Jesus died so that we could be connected with God. But for the prophet, it doesn’t just mean understanding and relating and getting to know the heart of God. It means experiencing the heart of God. The prophet has a special spiritual sensitivity, and because of that, has one of the most difficult gifts to manage. But as he matures in his gifting, he becomes a powerful force in relating God’s heart for the sake of God’s kingdom.

There’s more to add…tomorrow!

PS: Once again, practicality wins over politically correctness. Just because I am talking about the prophet doesn’t mean I’m excluding the prophetess. 🙂

Mar 11

The Prophet: An Introduction

What I am about to attempt, I’m not sure is possible, but I’ll try. I feel God has taught (and is teaching) me some things about the role of a prophet, and I want to communicate some of those things with you through a series of blog posts. Your mileage may vary. For some of you, this will strike a very deep chord; others may not identify as strongly. Regardless, I hope it will lead you closer to Christ.

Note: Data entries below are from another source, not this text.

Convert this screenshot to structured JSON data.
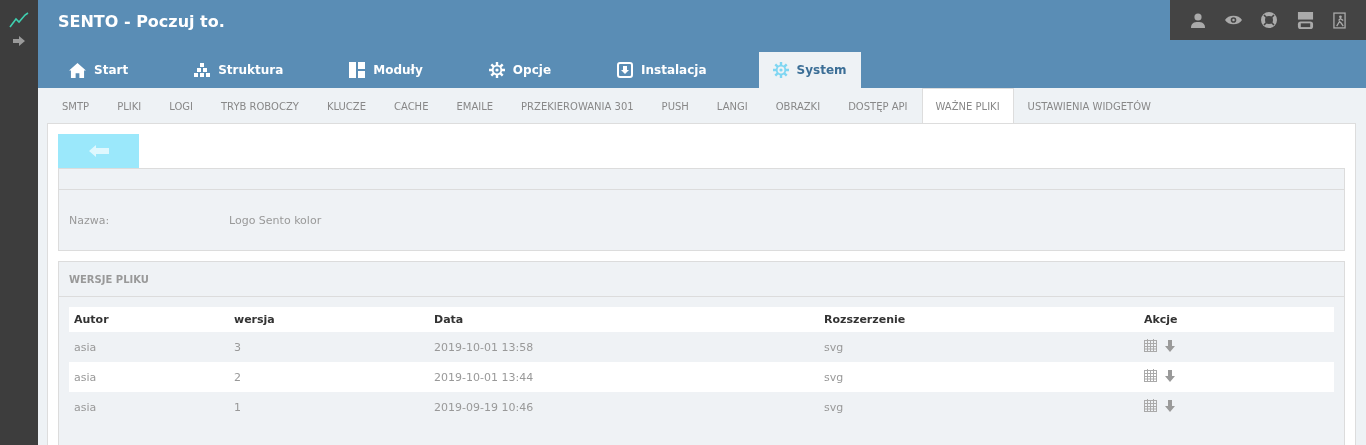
{
  "header": {
    "title": "SENTO - Poczuj to."
  },
  "main_tabs": [
    {
      "label": "Start",
      "selected": false
    },
    {
      "label": "Struktura",
      "selected": false
    },
    {
      "label": "Moduły",
      "selected": false
    },
    {
      "label": "Opcje",
      "selected": false
    },
    {
      "label": "Instalacja",
      "selected": false
    },
    {
      "label": "System",
      "selected": true
    }
  ],
  "sub_tabs": [
    {
      "label": "SMTP",
      "selected": false
    },
    {
      "label": "PLIKI",
      "selected": false
    },
    {
      "label": "LOGI",
      "selected": false
    },
    {
      "label": "TRYB ROBOCZY",
      "selected": false
    },
    {
      "label": "KLUCZE",
      "selected": false
    },
    {
      "label": "CACHE",
      "selected": false
    },
    {
      "label": "EMAILE",
      "selected": false
    },
    {
      "label": "PRZEKIEROWANIA 301",
      "selected": false
    },
    {
      "label": "PUSH",
      "selected": false
    },
    {
      "label": "LANGI",
      "selected": false
    },
    {
      "label": "OBRAZKI",
      "selected": false
    },
    {
      "label": "DOSTĘP API",
      "selected": false
    },
    {
      "label": "WAŻNE PLIKI",
      "selected": true
    },
    {
      "label": "USTAWIENIA WIDGETÓW",
      "selected": false
    }
  ],
  "details": {
    "label": "Nazwa:",
    "value": "Logo Sento kolor"
  },
  "versions": {
    "title": "WERSJE PLIKU",
    "columns": [
      "Autor",
      "wersja",
      "Data",
      "Rozszerzenie",
      "Akcje"
    ],
    "rows": [
      {
        "author": "asia",
        "version": "3",
        "date": "2019-10-01 13:58",
        "extension": "svg"
      },
      {
        "author": "asia",
        "version": "2",
        "date": "2019-10-01 13:44",
        "extension": "svg"
      },
      {
        "author": "asia",
        "version": "1",
        "date": "2019-09-19 10:46",
        "extension": "svg"
      }
    ]
  }
}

Having said that, I couldn’t think of a better way to open this series than with Michael Card’s song “The Prophet”:

Reluctant ride in the middle of the belly of a whale
A wheel on fire in the middle of the sky
Abandoned baby kicking on the side of the road
And a wife has died but you’re denied the right to cry

Three men walk out protected from a furnace of flame
One man cries out from a miry well
See a man in the myrtles and women with the wind in their wings
Understand what these seared lips can tell

I am the prophet and I smolder and burn
I scream and cry and wonder why you never seemed to learn
To hear with your own ears, with your own eyes to see
I am the prophet, won’t you listen to me?
I am the prophet, won’t you listen to me?

I hold out hope to everyone who hears and understands
The Word of God can echo in the voice of a man
He’s the shadow of a great rock in a dry and weary land
With the names of the ones He loved carved into His hands

The sorrow in His anger, my eyes weep His tears
His life a light in me
I am the sword that cuts His people apart
I speak the Word that comforts their faithless hearts

I am the prophet

Words and music by Michael Card
© 1992 Birdwing Music and BMG Songs, Inc. (ASCAP)

Mar 11

How Does Change Happen?

How does change happen?

I talked with a guy yesterday who agreed that our nation is making unwise decisions, headed in the wrong direction. He also agreed that we, as a wealthy nation, have a responsibility to help out the underprivileged. However, when I asked him what he and I could do about it, he shrugged and said there’s nothing we can do. It’s a lost cause, he said.

In short, we have a big problem, and since we are just one person, let’s leave it to everyone else. Really?

The simple fact is that the minds of this world have been darkened by sin. Many don’t see a problem, and many who do see it don’t see a solution. However, we as believers should be able to see the world in its true colors. We are called to be light. We are called to manifest the wisdom of God to the powers of this age, which are ruling over the minds of those who don’t believe.

How does change happen? I don’t know exactly, but how about an audacious faith and tenacious faithfulness?

I might not be able to influence world leaders, but I want to! Until then, will I be faithful in influencing the people around me?

I might not be able to feed all the hungry children in Africa, but I want to! Until then, will I be faithful in feeding the hungry in my community?

I might not be able to solve the unemployment crisis in Nepal, but I want to! Until then, will I be faithful in stewarding my financial resources to those around me?

It’s an uncomfortable tension to carry, with visions of a brighter future and the reality of the world that we know it.



This world needs something that you have to offer.

What will you do about it?